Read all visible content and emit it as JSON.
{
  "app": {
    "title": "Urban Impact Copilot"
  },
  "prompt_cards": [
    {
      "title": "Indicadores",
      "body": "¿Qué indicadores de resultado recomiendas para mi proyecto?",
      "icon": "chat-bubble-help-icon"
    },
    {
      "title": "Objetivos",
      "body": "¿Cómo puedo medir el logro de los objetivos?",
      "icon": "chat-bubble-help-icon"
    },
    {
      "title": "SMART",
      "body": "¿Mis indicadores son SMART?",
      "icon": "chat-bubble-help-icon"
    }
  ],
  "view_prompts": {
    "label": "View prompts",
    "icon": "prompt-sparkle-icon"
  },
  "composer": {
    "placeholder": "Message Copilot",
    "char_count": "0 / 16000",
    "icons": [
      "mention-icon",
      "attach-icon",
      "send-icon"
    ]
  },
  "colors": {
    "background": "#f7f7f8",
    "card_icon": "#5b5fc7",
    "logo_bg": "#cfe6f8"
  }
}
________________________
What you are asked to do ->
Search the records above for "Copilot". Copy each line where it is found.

Solution to this exercise ->
    "title": "Urban Impact Copilot"
    "placeholder": "Message Copilot",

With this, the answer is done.